[Data about app and page elements]
--- START ---

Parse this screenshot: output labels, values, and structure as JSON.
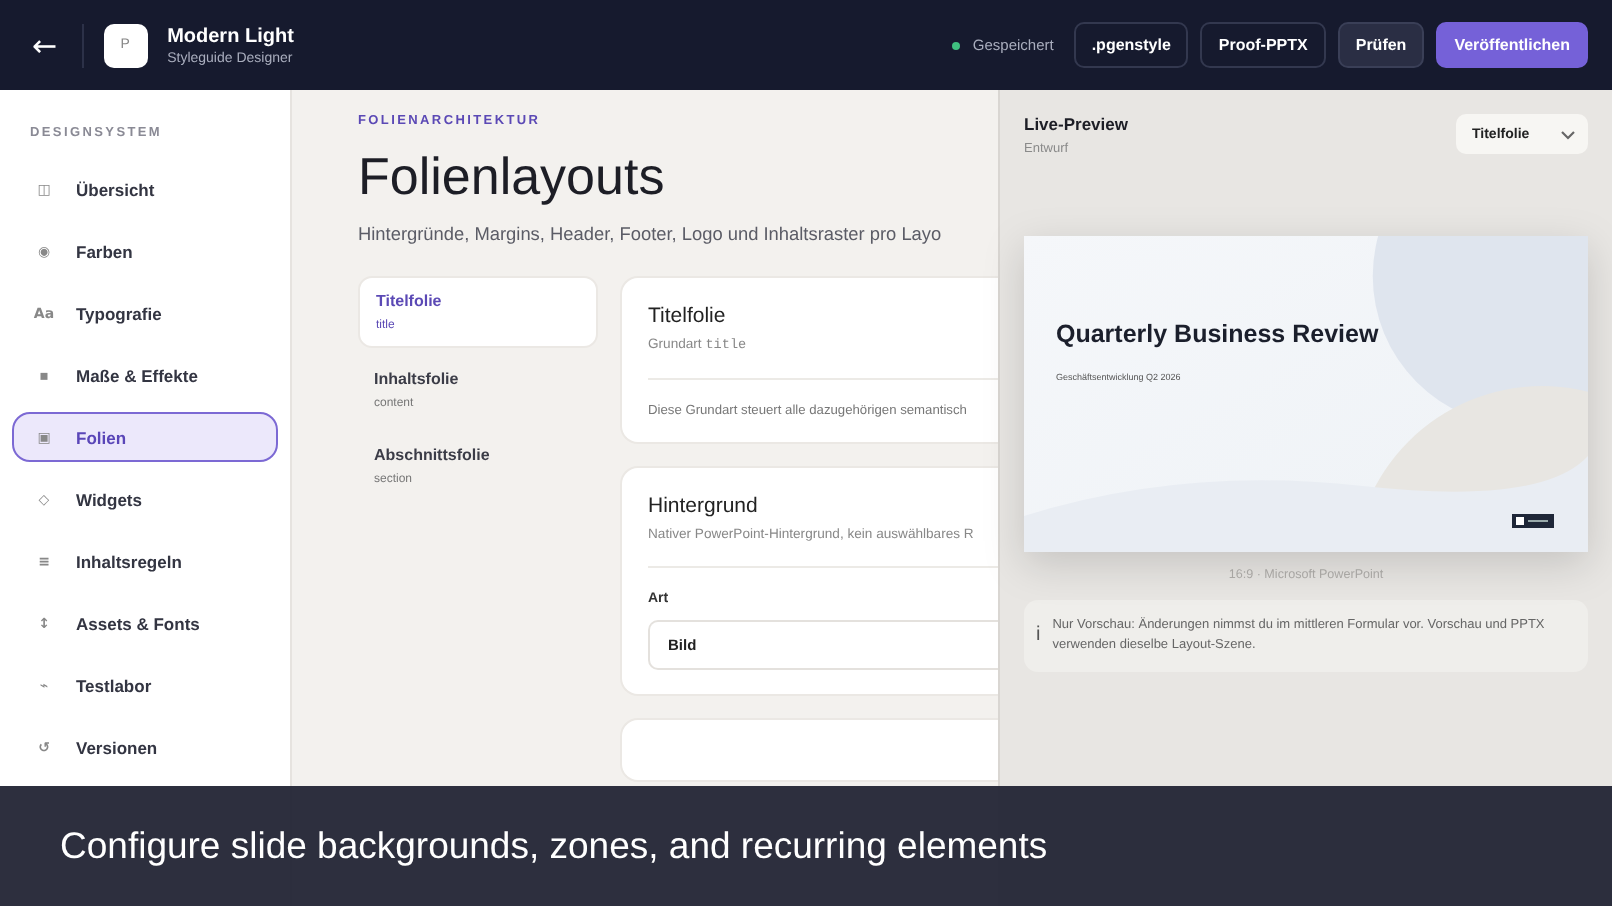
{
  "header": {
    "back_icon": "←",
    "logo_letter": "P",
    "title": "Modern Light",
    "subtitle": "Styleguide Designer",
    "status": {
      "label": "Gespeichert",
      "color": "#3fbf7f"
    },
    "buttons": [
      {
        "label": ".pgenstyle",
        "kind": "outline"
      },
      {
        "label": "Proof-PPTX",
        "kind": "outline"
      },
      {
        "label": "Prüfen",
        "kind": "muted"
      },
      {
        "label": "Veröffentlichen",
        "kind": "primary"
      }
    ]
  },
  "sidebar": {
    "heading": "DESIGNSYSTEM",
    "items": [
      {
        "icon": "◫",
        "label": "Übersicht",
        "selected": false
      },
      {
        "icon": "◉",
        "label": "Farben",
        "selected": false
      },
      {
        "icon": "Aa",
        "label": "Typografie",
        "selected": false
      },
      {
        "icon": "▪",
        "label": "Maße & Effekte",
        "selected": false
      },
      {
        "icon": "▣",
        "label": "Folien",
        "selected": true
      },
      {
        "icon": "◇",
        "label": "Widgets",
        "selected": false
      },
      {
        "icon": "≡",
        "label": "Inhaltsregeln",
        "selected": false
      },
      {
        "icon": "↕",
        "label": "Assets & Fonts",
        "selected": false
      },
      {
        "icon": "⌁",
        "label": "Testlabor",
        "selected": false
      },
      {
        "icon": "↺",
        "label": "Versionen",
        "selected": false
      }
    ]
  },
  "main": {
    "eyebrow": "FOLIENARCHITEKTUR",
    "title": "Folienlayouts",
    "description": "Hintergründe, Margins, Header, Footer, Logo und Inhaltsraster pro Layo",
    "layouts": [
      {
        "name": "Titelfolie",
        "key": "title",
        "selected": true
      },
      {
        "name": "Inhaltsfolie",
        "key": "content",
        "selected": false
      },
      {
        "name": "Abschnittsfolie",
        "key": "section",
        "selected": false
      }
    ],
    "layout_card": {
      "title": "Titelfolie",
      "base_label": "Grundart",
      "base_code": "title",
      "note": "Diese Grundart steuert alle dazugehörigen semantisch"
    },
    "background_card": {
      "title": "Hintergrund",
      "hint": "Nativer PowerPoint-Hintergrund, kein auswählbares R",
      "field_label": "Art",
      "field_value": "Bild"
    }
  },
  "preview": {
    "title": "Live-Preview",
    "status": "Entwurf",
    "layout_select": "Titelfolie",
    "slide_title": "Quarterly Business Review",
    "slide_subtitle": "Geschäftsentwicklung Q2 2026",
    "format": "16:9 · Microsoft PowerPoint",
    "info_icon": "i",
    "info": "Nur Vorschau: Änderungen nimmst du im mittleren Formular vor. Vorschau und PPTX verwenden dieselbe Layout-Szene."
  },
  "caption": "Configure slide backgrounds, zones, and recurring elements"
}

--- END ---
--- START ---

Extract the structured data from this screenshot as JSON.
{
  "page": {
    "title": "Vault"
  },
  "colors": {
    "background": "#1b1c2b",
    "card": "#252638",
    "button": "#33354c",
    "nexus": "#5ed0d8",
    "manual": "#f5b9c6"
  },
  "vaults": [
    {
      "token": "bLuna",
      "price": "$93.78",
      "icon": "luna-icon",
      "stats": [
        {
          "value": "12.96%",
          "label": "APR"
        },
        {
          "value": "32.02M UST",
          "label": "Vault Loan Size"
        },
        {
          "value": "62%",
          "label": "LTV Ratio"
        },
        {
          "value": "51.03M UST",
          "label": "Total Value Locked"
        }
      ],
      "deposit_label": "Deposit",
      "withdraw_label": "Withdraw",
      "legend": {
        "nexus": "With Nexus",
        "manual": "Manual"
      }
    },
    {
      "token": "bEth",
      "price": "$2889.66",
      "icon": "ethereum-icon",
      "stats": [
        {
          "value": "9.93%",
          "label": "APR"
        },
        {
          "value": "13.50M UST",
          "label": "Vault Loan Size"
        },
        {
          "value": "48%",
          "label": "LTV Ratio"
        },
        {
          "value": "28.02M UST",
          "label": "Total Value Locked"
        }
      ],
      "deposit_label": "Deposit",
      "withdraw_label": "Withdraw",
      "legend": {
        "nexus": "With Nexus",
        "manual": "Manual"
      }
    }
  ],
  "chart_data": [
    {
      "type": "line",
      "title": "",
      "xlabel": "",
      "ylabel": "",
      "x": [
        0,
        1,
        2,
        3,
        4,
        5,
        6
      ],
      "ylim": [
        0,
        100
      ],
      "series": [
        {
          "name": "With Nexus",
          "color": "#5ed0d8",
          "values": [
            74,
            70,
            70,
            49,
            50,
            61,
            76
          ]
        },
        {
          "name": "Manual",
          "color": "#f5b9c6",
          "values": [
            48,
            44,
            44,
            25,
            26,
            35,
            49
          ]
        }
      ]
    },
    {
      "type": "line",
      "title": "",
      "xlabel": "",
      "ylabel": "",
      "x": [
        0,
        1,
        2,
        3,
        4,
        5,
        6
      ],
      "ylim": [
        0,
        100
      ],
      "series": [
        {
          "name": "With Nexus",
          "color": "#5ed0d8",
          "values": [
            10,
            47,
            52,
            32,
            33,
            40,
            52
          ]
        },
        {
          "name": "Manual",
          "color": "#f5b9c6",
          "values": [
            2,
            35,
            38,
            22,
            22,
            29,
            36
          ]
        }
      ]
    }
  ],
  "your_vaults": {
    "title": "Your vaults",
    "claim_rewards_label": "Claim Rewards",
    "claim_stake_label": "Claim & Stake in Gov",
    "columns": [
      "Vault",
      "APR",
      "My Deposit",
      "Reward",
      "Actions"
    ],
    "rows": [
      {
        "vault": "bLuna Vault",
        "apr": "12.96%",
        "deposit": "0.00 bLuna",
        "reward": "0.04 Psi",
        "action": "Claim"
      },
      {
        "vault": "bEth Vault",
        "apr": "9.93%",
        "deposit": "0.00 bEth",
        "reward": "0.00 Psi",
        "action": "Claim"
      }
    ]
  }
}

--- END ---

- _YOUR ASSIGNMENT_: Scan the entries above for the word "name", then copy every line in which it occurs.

- _SOLVED EXERCISE_:
        "name": "Titelfolie",
        "name": "Inhaltsfolie",
        "name": "Abschnittsfolie",
          "name": "With Nexus",
          "name": "Manual",
          "name": "With Nexus",
          "name": "Manual",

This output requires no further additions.